- Use an infrared thermometer to check the temperature of a pizza oven. Begin by placing a pizza stone into the oven. Once it is heated, you can take out the pizza stone and point the gun toward it. You can determine the temperature of the pizza oven based on the temperature reading displayed on the thermometer screen.
FAQs on Using Infrared Thermometer in Cooking
Got more questions on how to use an infrared thermometer in cooking? Here are some of the most commonly asked questions and some information to help you out.
Can you use an infrared thermometer to measure grill temperature?
Yes. Most grills have built-in thermometers that tell you the internal temperature of the grill, but this is not accurate and reliable. An infrared thermometer can check the temperature of the grates and the actual grilling surface. Therefore, it is a helpful tool when grilling specific types of meat that require varying grilling temperatures.
Can you use an infrared thermometer to check the temperature of liquid?
No. Since you need a glass or some type of container, this thermometer won’t be able to give you an accurate reading of the temperature of a liquid. Instead, the thermometer will read the temperature of the container the liquid is in.
Can you use an infrared thermometer to check the food’s doneness?
No. Infrared thermometers only measure surface temperatures. It won’t be able to read the internal temperature of the food. Therefore, it is unreliable for checking food doneness.

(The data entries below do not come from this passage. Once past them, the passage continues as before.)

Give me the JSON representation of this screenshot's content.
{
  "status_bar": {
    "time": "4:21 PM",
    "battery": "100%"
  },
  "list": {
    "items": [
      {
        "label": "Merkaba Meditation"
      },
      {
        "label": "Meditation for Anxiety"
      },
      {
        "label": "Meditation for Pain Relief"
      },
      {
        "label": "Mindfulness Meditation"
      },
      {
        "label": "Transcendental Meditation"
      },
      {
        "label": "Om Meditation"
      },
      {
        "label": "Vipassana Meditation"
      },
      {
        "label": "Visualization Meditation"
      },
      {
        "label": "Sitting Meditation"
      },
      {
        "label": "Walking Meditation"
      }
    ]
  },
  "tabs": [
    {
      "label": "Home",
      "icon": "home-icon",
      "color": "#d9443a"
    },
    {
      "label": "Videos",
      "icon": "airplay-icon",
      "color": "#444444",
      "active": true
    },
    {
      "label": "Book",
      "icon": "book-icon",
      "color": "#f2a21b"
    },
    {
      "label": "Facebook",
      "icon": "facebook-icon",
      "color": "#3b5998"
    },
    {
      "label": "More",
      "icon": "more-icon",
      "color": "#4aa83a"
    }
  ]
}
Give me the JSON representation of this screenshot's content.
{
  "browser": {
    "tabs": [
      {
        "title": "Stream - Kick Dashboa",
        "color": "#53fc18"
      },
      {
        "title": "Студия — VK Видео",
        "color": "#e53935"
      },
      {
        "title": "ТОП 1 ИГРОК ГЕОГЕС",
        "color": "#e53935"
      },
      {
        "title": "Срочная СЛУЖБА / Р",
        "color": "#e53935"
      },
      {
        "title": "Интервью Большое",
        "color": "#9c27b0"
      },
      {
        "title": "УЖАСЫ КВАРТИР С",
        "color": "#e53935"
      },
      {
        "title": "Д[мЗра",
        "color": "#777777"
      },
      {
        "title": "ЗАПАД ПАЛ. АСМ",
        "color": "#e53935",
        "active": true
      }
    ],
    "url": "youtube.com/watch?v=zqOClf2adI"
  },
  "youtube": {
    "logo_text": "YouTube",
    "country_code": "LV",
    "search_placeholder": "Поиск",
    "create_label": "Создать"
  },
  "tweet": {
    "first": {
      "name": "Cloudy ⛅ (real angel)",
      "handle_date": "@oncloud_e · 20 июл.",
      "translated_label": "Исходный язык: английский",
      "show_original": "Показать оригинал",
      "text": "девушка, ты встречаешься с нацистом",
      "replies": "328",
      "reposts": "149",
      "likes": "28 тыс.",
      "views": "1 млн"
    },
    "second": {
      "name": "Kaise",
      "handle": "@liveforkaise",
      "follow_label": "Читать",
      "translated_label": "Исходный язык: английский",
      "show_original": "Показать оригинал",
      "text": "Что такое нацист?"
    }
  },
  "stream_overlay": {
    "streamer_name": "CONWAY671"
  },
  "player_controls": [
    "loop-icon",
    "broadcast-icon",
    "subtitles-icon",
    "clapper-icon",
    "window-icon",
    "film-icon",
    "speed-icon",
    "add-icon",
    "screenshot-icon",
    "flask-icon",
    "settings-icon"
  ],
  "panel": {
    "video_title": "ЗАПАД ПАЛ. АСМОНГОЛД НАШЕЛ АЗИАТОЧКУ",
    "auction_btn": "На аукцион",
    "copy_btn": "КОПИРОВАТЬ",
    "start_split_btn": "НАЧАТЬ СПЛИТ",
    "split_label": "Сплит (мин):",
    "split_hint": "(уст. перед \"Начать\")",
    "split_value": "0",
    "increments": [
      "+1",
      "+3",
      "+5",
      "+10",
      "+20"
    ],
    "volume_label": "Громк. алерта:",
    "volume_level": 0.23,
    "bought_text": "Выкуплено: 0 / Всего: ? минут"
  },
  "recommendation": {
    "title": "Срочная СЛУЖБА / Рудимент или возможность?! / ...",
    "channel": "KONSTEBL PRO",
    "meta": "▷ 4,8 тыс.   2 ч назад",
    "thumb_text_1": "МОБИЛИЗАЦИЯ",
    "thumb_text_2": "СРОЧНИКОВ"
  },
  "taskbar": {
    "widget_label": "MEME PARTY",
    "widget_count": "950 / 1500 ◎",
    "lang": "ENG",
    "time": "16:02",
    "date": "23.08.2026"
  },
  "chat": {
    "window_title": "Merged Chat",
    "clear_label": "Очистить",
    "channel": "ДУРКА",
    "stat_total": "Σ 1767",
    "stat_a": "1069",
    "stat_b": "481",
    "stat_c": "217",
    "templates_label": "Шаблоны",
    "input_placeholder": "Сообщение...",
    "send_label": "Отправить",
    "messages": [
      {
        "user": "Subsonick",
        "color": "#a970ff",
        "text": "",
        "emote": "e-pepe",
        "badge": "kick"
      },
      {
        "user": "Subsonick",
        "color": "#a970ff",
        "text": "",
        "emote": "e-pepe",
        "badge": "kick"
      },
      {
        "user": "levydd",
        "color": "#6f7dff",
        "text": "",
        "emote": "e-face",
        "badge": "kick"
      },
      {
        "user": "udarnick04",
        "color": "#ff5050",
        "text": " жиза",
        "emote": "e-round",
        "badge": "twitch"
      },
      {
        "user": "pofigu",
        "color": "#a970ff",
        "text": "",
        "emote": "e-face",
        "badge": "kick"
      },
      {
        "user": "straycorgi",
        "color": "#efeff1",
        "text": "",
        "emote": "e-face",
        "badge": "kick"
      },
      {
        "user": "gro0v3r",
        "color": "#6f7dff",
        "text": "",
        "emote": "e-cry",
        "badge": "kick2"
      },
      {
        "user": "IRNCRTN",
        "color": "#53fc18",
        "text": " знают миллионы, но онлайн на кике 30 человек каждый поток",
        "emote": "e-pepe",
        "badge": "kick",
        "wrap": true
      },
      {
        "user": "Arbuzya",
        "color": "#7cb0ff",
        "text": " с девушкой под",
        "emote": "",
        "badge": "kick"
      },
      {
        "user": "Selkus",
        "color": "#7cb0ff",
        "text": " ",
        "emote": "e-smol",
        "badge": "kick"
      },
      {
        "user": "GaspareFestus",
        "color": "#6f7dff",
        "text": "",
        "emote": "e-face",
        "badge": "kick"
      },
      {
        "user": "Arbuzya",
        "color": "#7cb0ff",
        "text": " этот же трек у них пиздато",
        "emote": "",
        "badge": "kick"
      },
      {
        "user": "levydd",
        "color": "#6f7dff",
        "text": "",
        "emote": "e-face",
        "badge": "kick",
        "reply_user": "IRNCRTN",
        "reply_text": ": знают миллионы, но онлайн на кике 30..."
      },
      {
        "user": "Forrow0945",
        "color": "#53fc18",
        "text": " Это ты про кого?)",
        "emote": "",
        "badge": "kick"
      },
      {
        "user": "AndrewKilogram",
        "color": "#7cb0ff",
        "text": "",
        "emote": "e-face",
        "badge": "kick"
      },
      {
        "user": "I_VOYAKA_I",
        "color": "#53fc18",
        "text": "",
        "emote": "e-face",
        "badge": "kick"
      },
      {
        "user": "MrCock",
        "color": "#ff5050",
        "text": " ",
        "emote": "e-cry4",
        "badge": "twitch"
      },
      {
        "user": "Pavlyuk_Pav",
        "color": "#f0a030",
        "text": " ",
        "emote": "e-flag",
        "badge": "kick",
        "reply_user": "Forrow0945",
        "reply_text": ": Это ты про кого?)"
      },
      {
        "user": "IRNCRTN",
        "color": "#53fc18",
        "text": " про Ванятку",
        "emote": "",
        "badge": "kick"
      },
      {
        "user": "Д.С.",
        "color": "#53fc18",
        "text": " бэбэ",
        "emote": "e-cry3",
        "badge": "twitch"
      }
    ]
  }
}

Can you use an infrared thermometer to check the oven temperature?
No. While you can point the thermometer gun towards the oven, it will only measure the temperature of the oven walls. It won’t provide an accurate temperature of the oven itself.

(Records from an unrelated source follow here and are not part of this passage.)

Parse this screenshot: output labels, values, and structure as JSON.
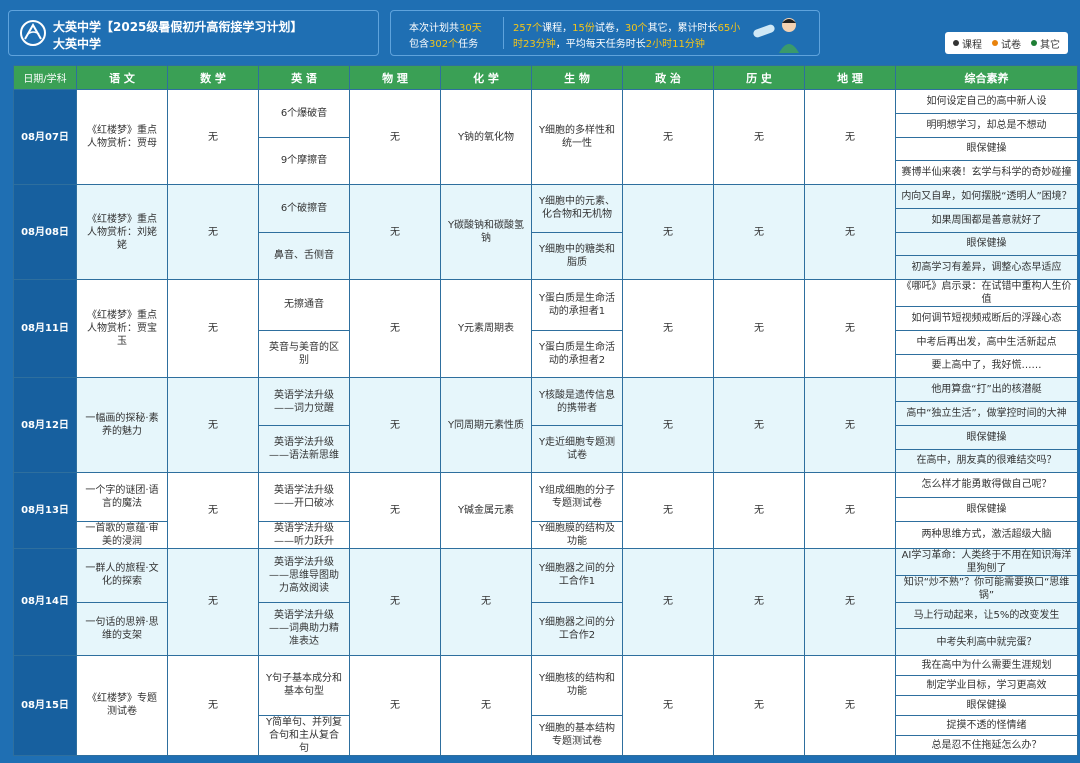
{
  "header": {
    "title_line1": "大英中学【2025级暑假初升高衔接学习计划】",
    "title_line2": "大英中学",
    "stat_days_prefix": "本次计划共",
    "stat_days": "30天",
    "stat_tasks_prefix": "包含",
    "stat_tasks": "302个",
    "stat_tasks_suffix": "任务",
    "courses": "257个",
    "courses_label": "课程，",
    "papers": "15份",
    "papers_label": "试卷，",
    "others": "30个",
    "others_label": "其它，累计时长",
    "total_time_a": "65小",
    "total_time_b": "时23分钟",
    "avg_label": "，平均每天任务时长",
    "avg_time": "2小时11分钟",
    "legend": [
      {
        "label": "课程",
        "color": "#333333"
      },
      {
        "label": "试卷",
        "color": "#e8820c"
      },
      {
        "label": "其它",
        "color": "#1e7e34"
      }
    ]
  },
  "columns": [
    "日期/学科",
    "语 文",
    "数 学",
    "英 语",
    "物 理",
    "化 学",
    "生 物",
    "政 治",
    "历 史",
    "地 理",
    "综合素养"
  ],
  "none": "无",
  "days": [
    {
      "date": "08月07日",
      "chinese": [
        {
          "t": "《红楼梦》重点人物赏析：贾母",
          "c": "dark"
        }
      ],
      "english": [
        "6个爆破音",
        "9个摩擦音"
      ],
      "chemistry": "Y钠的氧化物",
      "biology": [
        {
          "t": "Y细胞的多样性和统一性",
          "c": "dark"
        }
      ],
      "quality": [
        {
          "t": "如何设定自己的高中新人设",
          "c": "dark"
        },
        {
          "t": "明明想学习，却总是不想动",
          "c": "green"
        },
        {
          "t": "眼保健操",
          "c": "dark"
        },
        {
          "t": "赛博半仙来袭！玄学与科学的奇妙碰撞",
          "c": "dark"
        }
      ]
    },
    {
      "date": "08月08日",
      "chinese": [
        {
          "t": "《红楼梦》重点人物赏析：刘姥姥",
          "c": "dark"
        }
      ],
      "english": [
        "6个破擦音",
        "鼻音、舌侧音"
      ],
      "chemistry": "Y碳酸钠和碳酸氢钠",
      "biology": [
        {
          "t": "Y细胞中的元素、化合物和无机物",
          "c": "dark"
        },
        {
          "t": "Y细胞中的糖类和脂质",
          "c": "dark"
        }
      ],
      "quality": [
        {
          "t": "内向又自卑，如何摆脱“透明人”困境？",
          "c": "green"
        },
        {
          "t": "如果周围都是善意就好了",
          "c": "green"
        },
        {
          "t": "眼保健操",
          "c": "dark"
        },
        {
          "t": "初高学习有差异，调整心态早适应",
          "c": "dark"
        }
      ]
    },
    {
      "date": "08月11日",
      "chinese": [
        {
          "t": "《红楼梦》重点人物赏析：贾宝玉",
          "c": "dark"
        }
      ],
      "english": [
        "无擦通音",
        "英音与美音的区别"
      ],
      "chemistry": "Y元素周期表",
      "biology": [
        {
          "t": "Y蛋白质是生命活动的承担者1",
          "c": "dark"
        },
        {
          "t": "Y蛋白质是生命活动的承担者2",
          "c": "dark"
        }
      ],
      "quality": [
        {
          "t": "《哪吒》启示录：在试错中重构人生价值",
          "c": "dark"
        },
        {
          "t": "如何调节短视频戒断后的浮躁心态",
          "c": "green"
        },
        {
          "t": "中考后再出发，高中生活新起点",
          "c": "dark"
        },
        {
          "t": "要上高中了，我好慌……",
          "c": "green"
        }
      ]
    },
    {
      "date": "08月12日",
      "chinese": [
        {
          "t": "一幅画的探秘·素养的魅力",
          "c": "dark"
        }
      ],
      "english": [
        "英语学法升级——词力觉醒",
        "英语学法升级——语法新思维"
      ],
      "chemistry": "Y同周期元素性质",
      "biology": [
        {
          "t": "Y核酸是遗传信息的携带者",
          "c": "dark"
        },
        {
          "t": "Y走近细胞专题测试卷",
          "c": "orange"
        }
      ],
      "quality": [
        {
          "t": "他用算盘“打”出的核潜艇",
          "c": "dark"
        },
        {
          "t": "高中“独立生活”，做掌控时间的大神",
          "c": "dark"
        },
        {
          "t": "眼保健操",
          "c": "dark"
        },
        {
          "t": "在高中，朋友真的很难结交吗？",
          "c": "green"
        }
      ]
    },
    {
      "date": "08月13日",
      "chinese": [
        {
          "t": "一个字的谜团·语言的魔法",
          "c": "dark"
        },
        {
          "t": "一首歌的意蕴·审美的浸润",
          "c": "dark"
        }
      ],
      "english": [
        "英语学法升级——开口破冰",
        "英语学法升级——听力跃升"
      ],
      "chemistry": "Y碱金属元素",
      "biology": [
        {
          "t": "Y组成细胞的分子专题测试卷",
          "c": "orange"
        },
        {
          "t": "Y细胞膜的结构及功能",
          "c": "dark"
        }
      ],
      "quality": [
        {
          "t": "怎么样才能勇敢得做自己呢？",
          "c": "green"
        },
        {
          "t": "眼保健操",
          "c": "dark"
        },
        {
          "t": "两种思维方式，激活超级大脑",
          "c": "dark"
        }
      ]
    },
    {
      "date": "08月14日",
      "chinese": [
        {
          "t": "一群人的旅程·文化的探索",
          "c": "dark"
        },
        {
          "t": "一句话的思辨·思维的支架",
          "c": "dark"
        }
      ],
      "english": [
        "英语学法升级——思维导图助力高效阅读",
        "英语学法升级——词典助力精准表达"
      ],
      "chemistry": "无",
      "biology": [
        {
          "t": "Y细胞器之间的分工合作1",
          "c": "dark"
        },
        {
          "t": "Y细胞器之间的分工合作2",
          "c": "dark"
        }
      ],
      "quality": [
        {
          "t": "AI学习革命：人类终于不用在知识海洋里狗刨了",
          "c": "dark"
        },
        {
          "t": "知识“炒不熟”？你可能需要换口“思维锅”",
          "c": "green"
        },
        {
          "t": "马上行动起来，让5%的改变发生",
          "c": "dark"
        },
        {
          "t": "中考失利高中就完蛋？",
          "c": "green"
        }
      ]
    },
    {
      "date": "08月15日",
      "chinese": [
        {
          "t": "《红楼梦》专题测试卷",
          "c": "orange"
        }
      ],
      "english": [
        "Y句子基本成分和基本句型",
        "Y简单句、并列复合句和主从复合句"
      ],
      "chemistry": "无",
      "biology": [
        {
          "t": "Y细胞核的结构和功能",
          "c": "dark"
        },
        {
          "t": "Y细胞的基本结构专题测试卷",
          "c": "orange"
        }
      ],
      "quality": [
        {
          "t": "我在高中为什么需要生涯规划",
          "c": "dark"
        },
        {
          "t": "制定学业目标，学习更高效",
          "c": "dark"
        },
        {
          "t": "眼保健操",
          "c": "dark"
        },
        {
          "t": "捉摸不透的怪情绪",
          "c": "green"
        },
        {
          "t": "总是忍不住拖延怎么办？",
          "c": "green"
        }
      ]
    }
  ]
}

Does the angle you hold the IR thermometer gun matter in measuring an object’s temperature?
Yes. You must hold the lens of the infrared thermometer directly perpendicular to the area being measured. This method of holding the thermometer gun creates a tight circle around the area you want to measure.
How often should you clean your infrared thermometer?
It is important to clean the infrared thermometer after every use to get rid of any scratches or stubborn dust or dirt. Any obstruction on the thermometer lens can affect the accuracy of the reading.